Ok, I've said this before, and I'll say it again. The trigger is not the best, but it is pretty good. It does suffer from some QA issues, manufacturing issues, and a design issue.
The design issue: The firing pin block should be radiused, and not chamfered. It's get rid of some of the grit.
The manufacturing issues:
1) the trigger bar is stamped steel. It is stamped and bent in a way to keep the smooth finished side of the metal in contact with the sear, but you get the stamped edge in contact with the firing pin stop. The quality of finish on this edge varies GREATLY from gun to gun.

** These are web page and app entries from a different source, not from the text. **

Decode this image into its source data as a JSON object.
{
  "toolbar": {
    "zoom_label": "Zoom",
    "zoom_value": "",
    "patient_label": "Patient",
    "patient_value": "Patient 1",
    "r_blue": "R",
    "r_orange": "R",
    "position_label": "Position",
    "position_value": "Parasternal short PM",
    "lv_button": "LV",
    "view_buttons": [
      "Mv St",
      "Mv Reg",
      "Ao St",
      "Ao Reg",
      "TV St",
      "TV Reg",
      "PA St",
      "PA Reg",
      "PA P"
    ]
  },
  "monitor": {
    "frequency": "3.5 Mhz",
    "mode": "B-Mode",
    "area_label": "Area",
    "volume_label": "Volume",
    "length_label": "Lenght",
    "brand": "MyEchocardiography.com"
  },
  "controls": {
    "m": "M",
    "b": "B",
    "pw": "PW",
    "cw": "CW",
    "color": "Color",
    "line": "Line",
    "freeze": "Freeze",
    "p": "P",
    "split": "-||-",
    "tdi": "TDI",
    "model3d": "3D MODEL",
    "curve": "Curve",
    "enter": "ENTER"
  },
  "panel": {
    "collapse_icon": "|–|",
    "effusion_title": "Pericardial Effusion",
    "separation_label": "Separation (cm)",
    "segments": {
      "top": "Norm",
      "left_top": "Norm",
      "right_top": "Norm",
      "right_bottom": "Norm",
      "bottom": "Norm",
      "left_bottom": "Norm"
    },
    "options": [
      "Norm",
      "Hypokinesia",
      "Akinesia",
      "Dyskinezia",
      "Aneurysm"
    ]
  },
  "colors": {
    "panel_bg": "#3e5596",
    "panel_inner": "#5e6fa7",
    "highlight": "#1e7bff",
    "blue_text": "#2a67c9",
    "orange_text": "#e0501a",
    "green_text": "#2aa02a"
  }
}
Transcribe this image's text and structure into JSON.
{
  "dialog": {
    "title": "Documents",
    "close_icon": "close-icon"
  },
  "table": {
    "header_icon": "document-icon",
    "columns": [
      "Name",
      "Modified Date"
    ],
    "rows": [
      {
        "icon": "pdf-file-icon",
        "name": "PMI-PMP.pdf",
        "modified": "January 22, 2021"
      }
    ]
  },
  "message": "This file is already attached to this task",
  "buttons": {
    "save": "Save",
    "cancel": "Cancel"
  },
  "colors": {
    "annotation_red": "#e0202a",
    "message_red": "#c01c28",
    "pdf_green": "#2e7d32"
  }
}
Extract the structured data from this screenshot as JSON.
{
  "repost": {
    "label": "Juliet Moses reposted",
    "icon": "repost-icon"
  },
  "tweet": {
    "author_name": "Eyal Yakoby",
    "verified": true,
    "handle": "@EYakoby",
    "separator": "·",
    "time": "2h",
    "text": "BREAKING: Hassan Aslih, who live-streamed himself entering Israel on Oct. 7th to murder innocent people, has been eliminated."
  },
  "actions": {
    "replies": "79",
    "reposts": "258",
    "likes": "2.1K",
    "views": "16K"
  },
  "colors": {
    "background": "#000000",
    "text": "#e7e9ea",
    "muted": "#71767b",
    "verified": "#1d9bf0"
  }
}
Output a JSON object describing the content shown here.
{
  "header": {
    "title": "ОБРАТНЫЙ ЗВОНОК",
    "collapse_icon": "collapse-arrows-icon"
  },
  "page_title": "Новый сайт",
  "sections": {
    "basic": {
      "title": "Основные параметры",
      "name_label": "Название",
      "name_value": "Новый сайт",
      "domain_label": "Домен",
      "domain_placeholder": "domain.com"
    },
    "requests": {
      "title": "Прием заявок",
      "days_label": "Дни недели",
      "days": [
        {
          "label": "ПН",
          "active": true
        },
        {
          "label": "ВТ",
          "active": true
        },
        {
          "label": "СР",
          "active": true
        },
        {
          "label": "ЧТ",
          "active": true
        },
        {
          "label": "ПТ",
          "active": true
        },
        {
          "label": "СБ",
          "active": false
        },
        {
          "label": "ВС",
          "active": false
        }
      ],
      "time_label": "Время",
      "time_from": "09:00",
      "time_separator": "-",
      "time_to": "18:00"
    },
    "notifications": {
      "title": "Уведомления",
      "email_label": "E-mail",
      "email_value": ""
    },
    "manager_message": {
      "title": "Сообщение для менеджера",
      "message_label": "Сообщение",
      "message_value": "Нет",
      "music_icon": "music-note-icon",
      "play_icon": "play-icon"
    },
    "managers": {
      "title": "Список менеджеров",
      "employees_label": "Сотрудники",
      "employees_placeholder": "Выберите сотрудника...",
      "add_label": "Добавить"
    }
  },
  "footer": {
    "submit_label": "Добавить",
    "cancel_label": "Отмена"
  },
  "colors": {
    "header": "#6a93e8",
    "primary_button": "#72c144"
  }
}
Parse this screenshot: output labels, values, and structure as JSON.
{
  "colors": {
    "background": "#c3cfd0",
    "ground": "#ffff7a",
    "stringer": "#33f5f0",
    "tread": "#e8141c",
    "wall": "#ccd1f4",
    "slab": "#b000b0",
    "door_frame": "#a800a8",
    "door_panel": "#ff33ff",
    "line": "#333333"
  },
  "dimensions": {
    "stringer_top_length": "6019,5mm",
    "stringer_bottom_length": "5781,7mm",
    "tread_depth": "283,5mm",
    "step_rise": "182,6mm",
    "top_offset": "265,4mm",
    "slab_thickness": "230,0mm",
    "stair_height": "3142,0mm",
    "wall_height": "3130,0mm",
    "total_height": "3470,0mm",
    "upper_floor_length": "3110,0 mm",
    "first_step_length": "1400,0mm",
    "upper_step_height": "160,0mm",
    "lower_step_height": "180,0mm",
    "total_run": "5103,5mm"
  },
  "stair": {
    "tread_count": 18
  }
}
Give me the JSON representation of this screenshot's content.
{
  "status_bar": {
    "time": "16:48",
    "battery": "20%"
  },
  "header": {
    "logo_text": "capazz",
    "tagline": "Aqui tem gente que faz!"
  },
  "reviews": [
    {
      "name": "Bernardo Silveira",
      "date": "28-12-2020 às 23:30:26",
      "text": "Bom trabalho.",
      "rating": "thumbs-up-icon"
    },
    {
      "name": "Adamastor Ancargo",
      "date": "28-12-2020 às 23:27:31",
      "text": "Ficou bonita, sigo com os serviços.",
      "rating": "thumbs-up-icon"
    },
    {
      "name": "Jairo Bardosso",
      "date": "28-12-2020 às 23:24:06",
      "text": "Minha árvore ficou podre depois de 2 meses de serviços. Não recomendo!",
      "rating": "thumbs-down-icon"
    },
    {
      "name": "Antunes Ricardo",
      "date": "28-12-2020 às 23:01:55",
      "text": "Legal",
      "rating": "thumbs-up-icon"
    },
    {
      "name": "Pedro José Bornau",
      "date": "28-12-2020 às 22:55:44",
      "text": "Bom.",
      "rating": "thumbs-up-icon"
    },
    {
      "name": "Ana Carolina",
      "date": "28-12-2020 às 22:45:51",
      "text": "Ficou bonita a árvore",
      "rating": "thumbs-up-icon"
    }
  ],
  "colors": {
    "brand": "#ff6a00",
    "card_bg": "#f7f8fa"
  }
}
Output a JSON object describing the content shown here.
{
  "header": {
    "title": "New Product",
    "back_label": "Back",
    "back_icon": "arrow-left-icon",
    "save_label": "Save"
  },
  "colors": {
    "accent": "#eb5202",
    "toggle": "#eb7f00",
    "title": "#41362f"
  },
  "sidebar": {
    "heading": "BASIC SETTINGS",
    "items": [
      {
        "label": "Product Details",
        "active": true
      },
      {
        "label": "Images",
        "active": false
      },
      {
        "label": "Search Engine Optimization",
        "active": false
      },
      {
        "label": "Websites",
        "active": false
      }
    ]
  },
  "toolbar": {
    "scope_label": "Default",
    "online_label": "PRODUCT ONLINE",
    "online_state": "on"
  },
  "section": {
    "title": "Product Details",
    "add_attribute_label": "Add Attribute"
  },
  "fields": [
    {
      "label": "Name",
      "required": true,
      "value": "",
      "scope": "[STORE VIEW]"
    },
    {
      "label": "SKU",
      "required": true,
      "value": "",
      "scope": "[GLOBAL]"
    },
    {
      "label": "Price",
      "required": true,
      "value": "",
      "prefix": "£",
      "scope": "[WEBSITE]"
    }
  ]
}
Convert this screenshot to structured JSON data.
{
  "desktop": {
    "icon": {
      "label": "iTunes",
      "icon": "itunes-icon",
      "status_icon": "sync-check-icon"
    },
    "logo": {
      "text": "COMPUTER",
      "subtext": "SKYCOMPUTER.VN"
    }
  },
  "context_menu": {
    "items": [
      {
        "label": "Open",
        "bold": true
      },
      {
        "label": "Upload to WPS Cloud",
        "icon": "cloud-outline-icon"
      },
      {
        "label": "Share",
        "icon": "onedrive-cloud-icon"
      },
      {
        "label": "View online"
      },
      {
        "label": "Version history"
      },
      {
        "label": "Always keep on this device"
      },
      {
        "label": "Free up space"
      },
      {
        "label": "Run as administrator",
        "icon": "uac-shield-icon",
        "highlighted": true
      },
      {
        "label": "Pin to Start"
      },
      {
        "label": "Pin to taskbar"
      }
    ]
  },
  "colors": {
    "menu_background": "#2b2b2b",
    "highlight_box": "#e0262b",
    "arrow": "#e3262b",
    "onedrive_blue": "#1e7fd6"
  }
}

About 5 seconds of TLC at the factory would get rid of this issue, but S&W doesn't do it.
2) The gun NEEDS lube on the firing pin block, especially due to 1) above. THe gun also needs some lube in other places. S&W for some reason ships the gun BONE DRY. Put some grease on the firing pin stop that will stay in place, dry fire a bit, and things will improve a fair ammount.
The QA issue:
1) The face of the striker leg that engages the sear can vary. S&W simply needs more QA on this part. I've gotten one that was nice and smooth that looked like it got some TLC, one that was average, and one that had tool chatter marks in it. It got polished at the bottom where the sear engages, but polished chatter marks still feel rough.
I think these are the main reasons that opinions vary so much regarding the trigger on the M&P. Some stores prep a display model by carrying out proper maintenance (i.e. lube it up) and others don't. some stampings have a cleaner edge on the nubbin that engages the FPS than others. Some guns are coming out the door with a half-assed striker.
As far as a great trigger, from the factory, I think the best you are going to get is pretty decent. However, for a striker fired gun, it is the first (IMO anyway) that feels anything like a trigger on gun with a hammer and mainspring. Some folks get a little carried away because of that.